# [WORK TO COMPLETE]
Please find the lines in the following records that hold "only", and copy them.

================================

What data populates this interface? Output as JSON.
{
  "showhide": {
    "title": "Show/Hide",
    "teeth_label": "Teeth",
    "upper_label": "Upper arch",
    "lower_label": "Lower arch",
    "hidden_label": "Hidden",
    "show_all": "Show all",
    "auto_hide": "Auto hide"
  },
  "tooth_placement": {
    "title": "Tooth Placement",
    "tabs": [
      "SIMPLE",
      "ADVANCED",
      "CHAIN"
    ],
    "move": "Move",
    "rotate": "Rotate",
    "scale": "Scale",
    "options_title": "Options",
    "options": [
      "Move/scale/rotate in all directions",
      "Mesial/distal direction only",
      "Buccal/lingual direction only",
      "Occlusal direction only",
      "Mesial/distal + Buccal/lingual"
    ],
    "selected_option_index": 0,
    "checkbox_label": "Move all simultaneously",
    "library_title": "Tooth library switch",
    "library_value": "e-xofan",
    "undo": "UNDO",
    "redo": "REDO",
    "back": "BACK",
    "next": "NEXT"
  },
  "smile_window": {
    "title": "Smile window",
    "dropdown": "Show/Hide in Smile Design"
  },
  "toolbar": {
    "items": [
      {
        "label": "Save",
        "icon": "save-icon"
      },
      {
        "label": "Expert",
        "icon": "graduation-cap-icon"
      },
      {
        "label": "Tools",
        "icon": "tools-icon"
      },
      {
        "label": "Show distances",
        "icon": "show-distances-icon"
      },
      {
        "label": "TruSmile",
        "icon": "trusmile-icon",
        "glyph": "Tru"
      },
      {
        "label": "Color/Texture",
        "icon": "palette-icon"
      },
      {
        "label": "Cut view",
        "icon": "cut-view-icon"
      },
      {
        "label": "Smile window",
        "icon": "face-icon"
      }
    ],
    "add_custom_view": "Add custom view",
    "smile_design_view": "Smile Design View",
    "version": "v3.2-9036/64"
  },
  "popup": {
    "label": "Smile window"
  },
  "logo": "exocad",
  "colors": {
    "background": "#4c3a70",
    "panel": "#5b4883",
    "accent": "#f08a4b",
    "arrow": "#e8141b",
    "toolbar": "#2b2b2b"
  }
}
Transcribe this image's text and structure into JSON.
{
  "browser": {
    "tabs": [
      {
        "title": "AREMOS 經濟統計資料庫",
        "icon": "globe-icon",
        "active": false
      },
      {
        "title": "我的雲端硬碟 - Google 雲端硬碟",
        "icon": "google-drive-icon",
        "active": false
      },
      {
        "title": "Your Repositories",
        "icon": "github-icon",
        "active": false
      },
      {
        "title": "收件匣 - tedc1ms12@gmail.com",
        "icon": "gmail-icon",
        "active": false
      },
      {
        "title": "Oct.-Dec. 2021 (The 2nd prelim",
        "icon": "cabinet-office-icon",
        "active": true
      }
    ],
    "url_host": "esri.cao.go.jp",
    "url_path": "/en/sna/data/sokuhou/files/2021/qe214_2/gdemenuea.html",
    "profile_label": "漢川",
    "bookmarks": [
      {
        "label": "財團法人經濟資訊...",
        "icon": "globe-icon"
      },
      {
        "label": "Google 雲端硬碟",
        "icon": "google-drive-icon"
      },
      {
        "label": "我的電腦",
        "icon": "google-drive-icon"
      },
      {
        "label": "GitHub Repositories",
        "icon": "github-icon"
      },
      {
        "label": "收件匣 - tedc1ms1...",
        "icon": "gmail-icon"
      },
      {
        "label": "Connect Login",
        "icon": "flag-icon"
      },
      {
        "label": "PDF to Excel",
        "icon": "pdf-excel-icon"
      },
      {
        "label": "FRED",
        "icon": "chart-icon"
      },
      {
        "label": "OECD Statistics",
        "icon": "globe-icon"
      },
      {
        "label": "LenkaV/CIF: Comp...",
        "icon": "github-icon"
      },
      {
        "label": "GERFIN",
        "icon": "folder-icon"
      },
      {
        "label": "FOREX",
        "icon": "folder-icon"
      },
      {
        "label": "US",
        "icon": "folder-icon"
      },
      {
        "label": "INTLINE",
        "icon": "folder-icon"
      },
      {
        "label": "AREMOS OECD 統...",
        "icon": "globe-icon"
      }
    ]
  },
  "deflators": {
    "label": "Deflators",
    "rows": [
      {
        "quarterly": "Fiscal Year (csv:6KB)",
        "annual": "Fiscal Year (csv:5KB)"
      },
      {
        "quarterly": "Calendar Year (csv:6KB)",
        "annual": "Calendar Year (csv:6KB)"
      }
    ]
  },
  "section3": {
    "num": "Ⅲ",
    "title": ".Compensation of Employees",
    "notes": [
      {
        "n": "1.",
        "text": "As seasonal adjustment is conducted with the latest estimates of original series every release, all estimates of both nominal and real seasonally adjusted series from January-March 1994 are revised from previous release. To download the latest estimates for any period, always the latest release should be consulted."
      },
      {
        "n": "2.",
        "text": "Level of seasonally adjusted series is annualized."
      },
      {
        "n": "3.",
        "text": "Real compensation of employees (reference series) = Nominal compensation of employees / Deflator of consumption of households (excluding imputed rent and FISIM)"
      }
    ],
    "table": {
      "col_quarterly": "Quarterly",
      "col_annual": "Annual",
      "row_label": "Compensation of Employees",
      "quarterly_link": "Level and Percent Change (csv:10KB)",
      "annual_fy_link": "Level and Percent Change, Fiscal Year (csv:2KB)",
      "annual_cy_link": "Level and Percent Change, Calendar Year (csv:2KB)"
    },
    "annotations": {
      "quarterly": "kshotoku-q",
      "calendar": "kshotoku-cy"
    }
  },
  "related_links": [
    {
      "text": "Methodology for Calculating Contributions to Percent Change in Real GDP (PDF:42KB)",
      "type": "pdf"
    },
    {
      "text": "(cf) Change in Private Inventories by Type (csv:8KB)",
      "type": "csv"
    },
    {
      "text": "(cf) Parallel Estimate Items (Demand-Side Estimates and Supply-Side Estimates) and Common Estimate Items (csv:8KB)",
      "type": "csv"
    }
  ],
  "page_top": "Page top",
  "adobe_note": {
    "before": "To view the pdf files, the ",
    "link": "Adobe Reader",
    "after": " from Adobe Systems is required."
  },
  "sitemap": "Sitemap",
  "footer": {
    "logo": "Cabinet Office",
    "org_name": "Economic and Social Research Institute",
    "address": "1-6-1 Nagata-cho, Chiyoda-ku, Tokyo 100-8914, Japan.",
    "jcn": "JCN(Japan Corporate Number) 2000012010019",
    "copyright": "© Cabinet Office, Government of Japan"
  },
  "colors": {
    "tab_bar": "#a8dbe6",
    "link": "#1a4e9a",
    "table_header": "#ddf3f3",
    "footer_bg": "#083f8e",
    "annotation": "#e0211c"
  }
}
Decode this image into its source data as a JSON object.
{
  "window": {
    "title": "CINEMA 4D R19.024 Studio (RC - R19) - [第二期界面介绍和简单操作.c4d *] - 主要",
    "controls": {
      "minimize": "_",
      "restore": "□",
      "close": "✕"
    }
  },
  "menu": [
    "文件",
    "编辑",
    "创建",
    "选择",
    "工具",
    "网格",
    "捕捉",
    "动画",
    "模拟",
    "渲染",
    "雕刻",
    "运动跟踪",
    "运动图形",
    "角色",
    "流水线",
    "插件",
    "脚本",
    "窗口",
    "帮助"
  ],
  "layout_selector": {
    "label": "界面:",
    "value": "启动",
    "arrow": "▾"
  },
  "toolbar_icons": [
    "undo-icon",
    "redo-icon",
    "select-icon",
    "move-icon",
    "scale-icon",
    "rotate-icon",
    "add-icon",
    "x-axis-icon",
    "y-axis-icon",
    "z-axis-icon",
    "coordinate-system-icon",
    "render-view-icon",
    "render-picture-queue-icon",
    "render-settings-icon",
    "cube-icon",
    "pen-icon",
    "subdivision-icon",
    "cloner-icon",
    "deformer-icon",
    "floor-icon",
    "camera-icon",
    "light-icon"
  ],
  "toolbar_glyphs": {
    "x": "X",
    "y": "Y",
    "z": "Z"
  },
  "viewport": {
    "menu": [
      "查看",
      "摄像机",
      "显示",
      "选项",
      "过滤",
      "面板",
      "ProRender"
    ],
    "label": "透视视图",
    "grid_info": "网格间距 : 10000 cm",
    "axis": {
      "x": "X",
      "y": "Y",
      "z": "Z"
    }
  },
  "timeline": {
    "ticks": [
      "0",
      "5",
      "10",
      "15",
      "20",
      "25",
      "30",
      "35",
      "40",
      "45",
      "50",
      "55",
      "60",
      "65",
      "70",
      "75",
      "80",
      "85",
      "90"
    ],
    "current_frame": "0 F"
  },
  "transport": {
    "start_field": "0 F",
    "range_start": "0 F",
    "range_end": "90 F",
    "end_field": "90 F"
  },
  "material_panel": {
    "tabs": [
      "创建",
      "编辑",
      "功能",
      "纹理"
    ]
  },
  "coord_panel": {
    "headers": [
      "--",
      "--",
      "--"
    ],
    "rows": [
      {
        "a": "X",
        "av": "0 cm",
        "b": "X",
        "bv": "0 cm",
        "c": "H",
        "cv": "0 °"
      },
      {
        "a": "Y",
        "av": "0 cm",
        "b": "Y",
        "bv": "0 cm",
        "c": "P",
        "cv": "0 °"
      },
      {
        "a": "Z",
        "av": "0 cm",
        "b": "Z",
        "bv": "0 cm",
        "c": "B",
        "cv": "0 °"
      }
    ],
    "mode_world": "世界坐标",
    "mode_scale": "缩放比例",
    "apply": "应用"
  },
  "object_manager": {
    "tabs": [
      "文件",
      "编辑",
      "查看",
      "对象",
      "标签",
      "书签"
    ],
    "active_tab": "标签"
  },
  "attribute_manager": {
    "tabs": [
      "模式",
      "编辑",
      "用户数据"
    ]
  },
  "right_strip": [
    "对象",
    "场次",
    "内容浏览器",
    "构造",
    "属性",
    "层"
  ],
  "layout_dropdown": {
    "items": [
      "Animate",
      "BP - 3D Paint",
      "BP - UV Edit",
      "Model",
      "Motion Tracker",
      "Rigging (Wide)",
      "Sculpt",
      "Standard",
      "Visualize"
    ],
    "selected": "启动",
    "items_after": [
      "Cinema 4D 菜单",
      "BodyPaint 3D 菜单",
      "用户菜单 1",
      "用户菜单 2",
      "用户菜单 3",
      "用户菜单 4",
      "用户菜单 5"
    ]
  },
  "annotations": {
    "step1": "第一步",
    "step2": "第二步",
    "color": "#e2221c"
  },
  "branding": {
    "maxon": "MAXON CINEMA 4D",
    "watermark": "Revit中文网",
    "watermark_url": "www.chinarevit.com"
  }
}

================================

# [RESULT OF THIS TASK]
      "Mesial/distal direction only",
      "Buccal/lingual direction only",
      "Occlusal direction only",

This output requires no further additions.